It gets some stiff competition from the way Jim and Pam understand each other’s basic needs (and still have a hulking, Roy-shaped obstacle preventing them from acting on this understanding), but the most illuminating sequence in either “Boys And Girls” or “Valentine’s Day” is the way Michael covers his tracks after his faux pas in front of newly installed CFO David Wallace. Michael isn’t “a complete lunatic,” as that email from Jan implies. It’s just that somewhere down the line, he was convinced that his ease with public speaking and his generally amiable demeanor equipped him to be an entertainer. He’s not: He’s just a guy who’s good at talking himself out of a tight spot, a guy who’s also skilled at charming strangers when he’s not trying to impress them. Footing factors hugely into a Michael Scott victory: When he’s in a humbled position, when someone breaks through the fog of impressions and Airplane! quotes to make him realize other people aren’t gazing up at him as if he’s onstage, he can make something happen. He can close the sales deal. He can lead the Scranton branch. He can successfully Jedi mind trick David Wallace into thinking that Michael and Jan never spent the night together.


It’s not the character’s funniest setting—but having multiple settings that are believably inhabited by the writing for and portrayal of Michael are what make him a character worth watching. Like the “many faces” depicted in his saccharine presentation to Wallace, Jan, and the other branch managers, there are divisions and segments within Michael, but they manage to pull together to make a fictional figure who’s not only human and relatable—you can even understand what Jan might see in the guy. She’s seen what a mess he made of the warehouse, too, so clearly there’s something redeemable in Michael that The Office only allows to peek out at important moments.


“Boys And Girls”: B-

“Valentine’s Day”: B

Stray observations:

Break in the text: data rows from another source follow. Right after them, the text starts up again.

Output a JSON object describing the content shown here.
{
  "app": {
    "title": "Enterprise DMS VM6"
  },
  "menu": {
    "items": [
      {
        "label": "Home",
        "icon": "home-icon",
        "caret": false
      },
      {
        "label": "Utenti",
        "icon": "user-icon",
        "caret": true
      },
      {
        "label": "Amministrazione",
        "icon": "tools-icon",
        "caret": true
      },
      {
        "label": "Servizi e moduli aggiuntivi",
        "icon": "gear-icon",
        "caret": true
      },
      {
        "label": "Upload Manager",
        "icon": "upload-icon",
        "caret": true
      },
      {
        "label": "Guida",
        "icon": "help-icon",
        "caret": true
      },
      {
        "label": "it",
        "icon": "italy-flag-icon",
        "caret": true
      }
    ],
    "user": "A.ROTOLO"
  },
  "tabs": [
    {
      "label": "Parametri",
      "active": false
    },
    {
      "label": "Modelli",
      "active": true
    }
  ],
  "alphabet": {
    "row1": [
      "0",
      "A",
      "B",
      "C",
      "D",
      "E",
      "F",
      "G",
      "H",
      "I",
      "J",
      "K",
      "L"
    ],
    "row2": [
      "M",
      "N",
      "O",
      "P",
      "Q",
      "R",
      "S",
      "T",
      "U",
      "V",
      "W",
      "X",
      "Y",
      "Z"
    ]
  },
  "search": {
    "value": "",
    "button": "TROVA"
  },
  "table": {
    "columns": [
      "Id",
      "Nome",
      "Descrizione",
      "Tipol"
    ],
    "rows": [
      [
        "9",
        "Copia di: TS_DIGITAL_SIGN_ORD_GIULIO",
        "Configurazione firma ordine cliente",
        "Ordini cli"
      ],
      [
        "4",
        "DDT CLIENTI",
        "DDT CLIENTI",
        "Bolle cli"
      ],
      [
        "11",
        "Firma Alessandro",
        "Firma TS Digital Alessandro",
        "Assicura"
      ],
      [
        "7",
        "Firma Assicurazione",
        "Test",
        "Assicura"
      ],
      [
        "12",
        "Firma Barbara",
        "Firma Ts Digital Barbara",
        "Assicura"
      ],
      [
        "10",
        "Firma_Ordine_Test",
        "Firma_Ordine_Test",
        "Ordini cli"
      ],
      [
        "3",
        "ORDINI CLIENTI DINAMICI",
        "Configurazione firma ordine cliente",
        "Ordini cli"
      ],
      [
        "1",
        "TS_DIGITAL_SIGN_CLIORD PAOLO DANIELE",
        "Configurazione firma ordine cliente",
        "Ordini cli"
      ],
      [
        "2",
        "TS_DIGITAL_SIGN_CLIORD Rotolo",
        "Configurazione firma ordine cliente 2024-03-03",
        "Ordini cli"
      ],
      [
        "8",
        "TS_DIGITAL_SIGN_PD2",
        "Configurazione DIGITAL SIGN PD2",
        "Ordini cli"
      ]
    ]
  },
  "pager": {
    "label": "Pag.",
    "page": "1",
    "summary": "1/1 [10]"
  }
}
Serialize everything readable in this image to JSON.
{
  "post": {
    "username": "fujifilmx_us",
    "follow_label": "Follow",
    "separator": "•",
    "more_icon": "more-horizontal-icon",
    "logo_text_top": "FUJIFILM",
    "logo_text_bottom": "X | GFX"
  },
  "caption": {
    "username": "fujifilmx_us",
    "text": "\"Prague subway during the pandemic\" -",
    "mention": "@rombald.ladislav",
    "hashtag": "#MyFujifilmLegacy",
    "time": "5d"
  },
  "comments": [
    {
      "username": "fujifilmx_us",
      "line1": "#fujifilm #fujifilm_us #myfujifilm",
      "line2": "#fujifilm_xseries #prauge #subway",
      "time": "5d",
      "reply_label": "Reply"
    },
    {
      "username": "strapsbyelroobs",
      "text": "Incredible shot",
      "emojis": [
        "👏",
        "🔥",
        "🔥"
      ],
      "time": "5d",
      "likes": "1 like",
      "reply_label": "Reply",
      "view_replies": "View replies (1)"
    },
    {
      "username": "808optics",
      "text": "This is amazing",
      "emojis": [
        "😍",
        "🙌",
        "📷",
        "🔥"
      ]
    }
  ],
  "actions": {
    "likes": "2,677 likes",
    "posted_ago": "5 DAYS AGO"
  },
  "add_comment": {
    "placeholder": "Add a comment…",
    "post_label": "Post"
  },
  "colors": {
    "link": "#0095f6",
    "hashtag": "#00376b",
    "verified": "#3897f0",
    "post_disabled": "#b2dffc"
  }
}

  • Between Michael’s Halloween costume and that shot of Dwight and his bobblehead, season two has a lot of fun with representing the “two faced” conceit of the mockumentary setup.
  • I’d completely forgotten that Jim is set up as Kelly’s confidant for a brief span of season two, fielding her questions and concerns about Ryan—the answers to which naturally go unheeded. It’s an interesting thought—Kelly as Jim’s new BFF in the office, should being friendly with a married Pam prove too difficult/painful—but I’ve also forgotten if it goes any further than “Valentine’s Day.”
  • All of the singles in the office have their way of dealing Valentine’s Day: Meredith’s mixed-drink solution is explored in a pair of spy shots that artfully riff on what would’ve been made too obvious by a talking head.
  • Hey, it’s 2006!: Says Dwight, as the men of the office descend upon the warehouse: “Remember on Lost when they met the Others?” Which, to be fair, was still a pretty fresh development when “Boys And Girls” first aired.
  • The Documentarians make their presence felt more than usual during Michael’s trip to New York, but thanks to the camerawork punchlines in “Valentine’s Day,” I’ll forever refer to any Sbarro franchise as “My favorite New York pizza joint.”
  • The show has gotten a feel for its own rhythms and patterns: Dwight: “Pam. Hi, how you doing? Good. Listen, may I speak with you… privately?” Pam: “You can’t fire me, Dwight, just because Michael’s not here.”